Last April, I told attendees of our Natural Resource conference in Toronto that they should put coffee on their radars.
Coffee is one of the most seasonally affected commodities traded in the futures market. The worst season to buy is in summer -- particularly the June and July months. This is because the Brazilian harvest arrives in May and June.
Check out this chart.
You can clearly see the big dip in coffee prices from mid-May through mid-June. That's because the Brazilian coffee harvest is expected to be big... strongly contributing to the 10 million-bag boost in production.
(A bag is basically 60 kg worth of green coffee.

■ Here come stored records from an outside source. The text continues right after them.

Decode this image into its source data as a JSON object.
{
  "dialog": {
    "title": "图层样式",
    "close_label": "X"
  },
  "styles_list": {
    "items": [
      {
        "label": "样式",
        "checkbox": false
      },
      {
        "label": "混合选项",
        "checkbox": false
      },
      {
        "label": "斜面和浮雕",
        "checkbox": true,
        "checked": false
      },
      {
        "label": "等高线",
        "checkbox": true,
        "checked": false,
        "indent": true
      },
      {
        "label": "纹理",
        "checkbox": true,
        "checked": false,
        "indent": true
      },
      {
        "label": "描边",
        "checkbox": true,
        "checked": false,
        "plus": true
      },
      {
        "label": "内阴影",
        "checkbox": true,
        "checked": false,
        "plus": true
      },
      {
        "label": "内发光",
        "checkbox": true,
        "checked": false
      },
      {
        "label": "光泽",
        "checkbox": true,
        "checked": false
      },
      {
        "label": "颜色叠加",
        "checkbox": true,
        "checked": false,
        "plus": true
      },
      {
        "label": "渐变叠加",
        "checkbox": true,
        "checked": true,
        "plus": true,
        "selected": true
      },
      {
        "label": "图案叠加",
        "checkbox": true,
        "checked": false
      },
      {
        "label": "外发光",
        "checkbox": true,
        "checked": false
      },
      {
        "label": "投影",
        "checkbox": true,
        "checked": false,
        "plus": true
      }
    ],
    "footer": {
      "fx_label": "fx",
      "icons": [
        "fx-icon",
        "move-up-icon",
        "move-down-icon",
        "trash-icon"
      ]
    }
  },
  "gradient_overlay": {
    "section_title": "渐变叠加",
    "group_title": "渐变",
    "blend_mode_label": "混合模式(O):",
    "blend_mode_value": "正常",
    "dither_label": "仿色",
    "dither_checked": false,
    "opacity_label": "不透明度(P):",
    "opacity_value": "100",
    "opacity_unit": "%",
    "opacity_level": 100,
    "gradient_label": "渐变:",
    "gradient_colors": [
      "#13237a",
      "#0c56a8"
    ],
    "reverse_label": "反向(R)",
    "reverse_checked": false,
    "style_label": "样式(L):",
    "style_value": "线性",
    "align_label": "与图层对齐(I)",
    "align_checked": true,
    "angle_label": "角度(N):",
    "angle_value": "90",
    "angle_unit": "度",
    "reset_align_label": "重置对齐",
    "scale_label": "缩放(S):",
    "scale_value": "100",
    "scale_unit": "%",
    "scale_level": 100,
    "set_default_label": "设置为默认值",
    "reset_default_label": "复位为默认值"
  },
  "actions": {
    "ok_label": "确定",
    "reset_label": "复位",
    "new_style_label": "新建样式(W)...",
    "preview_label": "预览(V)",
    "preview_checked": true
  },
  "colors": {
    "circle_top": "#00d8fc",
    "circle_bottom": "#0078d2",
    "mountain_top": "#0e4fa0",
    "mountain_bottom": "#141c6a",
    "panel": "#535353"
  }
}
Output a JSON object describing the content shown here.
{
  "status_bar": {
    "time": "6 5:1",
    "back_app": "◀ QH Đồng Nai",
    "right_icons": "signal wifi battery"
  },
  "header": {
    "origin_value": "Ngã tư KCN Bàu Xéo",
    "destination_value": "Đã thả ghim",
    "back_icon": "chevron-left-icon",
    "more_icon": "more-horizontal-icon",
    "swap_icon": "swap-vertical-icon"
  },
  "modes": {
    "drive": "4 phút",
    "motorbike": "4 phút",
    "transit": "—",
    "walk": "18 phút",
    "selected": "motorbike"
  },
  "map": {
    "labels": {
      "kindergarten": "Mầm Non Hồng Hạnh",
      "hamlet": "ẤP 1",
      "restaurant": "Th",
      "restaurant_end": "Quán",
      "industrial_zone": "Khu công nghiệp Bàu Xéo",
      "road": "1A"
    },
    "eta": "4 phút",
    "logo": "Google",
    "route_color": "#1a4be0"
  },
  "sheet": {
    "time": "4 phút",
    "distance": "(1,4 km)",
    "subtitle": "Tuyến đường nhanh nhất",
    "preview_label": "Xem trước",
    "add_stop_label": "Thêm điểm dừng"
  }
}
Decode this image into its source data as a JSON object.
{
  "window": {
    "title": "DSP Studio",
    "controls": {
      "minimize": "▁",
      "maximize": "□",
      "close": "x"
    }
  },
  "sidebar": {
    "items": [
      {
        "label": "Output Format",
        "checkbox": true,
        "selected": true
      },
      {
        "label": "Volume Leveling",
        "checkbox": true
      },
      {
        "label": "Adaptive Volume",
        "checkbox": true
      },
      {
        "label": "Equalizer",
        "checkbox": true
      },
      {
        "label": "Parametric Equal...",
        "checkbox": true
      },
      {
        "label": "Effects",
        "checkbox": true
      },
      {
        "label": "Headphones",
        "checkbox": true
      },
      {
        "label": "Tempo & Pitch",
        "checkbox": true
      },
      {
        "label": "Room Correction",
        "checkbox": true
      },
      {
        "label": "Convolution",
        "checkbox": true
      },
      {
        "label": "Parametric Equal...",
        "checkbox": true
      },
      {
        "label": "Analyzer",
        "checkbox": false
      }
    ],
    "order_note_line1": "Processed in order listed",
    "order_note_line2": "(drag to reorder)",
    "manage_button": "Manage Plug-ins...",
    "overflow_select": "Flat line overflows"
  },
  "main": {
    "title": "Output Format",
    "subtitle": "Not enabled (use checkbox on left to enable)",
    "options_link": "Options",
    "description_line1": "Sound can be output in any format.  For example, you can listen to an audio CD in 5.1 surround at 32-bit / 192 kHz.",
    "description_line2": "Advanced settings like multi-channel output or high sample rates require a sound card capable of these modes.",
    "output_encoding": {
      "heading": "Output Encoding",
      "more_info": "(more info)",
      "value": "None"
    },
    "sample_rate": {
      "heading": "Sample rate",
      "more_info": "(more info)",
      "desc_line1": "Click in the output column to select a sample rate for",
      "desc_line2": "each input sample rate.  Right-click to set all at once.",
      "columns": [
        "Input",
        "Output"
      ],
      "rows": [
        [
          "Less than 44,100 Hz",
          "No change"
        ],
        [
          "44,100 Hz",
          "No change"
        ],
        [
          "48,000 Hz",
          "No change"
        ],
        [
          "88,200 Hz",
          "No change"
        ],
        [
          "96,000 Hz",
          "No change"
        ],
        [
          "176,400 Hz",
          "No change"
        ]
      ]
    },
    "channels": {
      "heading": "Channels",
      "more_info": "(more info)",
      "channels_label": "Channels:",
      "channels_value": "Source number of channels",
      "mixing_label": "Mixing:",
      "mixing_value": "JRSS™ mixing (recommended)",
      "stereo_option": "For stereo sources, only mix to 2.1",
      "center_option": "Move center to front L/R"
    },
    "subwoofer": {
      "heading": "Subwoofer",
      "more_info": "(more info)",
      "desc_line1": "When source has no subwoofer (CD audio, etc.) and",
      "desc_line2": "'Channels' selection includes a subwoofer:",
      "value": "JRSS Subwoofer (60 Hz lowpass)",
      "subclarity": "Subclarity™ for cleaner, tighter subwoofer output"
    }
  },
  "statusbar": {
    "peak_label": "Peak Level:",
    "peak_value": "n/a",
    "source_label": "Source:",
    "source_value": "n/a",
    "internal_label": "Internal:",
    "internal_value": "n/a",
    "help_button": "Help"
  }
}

That means the boost in production could make more than 40 billion cups of coffee.)
At the same time, though, consumption and exports are supposed to be at record highs.
According to Edgard Cabanillas of Commodity Page, "Domestics consumption is also expected to rise for 2012/13 crop year at 141.7 mln bags vs. 138.9 mln bags in 2011/12 and 132.9 mln bags in 2010/11. Exports are also expected to rise to historical levels at 101.8 mln bags vs. 95.1 mln last year."
He thinks coffee prices could top $2 a pound within the next several weeks.
Traditionally, the best time to buy coffee futures is in October, after the Vietnamese harvest comes in, and sell in December; or to buy in February and sell in May, before Brazil's harvest. But this somewhat depends on how much coffee Vietnam can put to market, and crop estimates in Brazil. Estimates for both Brazil and Vietnam can be found in analysis from the USDA, among other sources.
But if you're futures-savvy, you might be able to play the 10-cent pop over the next couple of weeks.
If you're not, take a look at wholesalers, like Coffee Holding Company, Inc. (JVA:NASDAQ), or the several exchange-traded assets, like iPath DJ-UBS Coffee TR Sub-Idx ETN (JO:NYSE) and iPath Pure Beta Coffee ETN (CAFE:NYSE). But be careful... not all of them are liquid.
P.S. Biggest "Boondoggle" of All Time? Congress, billionaire investors and an oil tycoon -- this doozy of a story involves them all Key players want a new energy bill "fast-tracked" through Congress so Obama can sign it ASAP. Once he does, a motley crew of bigwigs will roll in the dough! I'm naming and shaming today. Plus here's how to grab your share of the untold riches.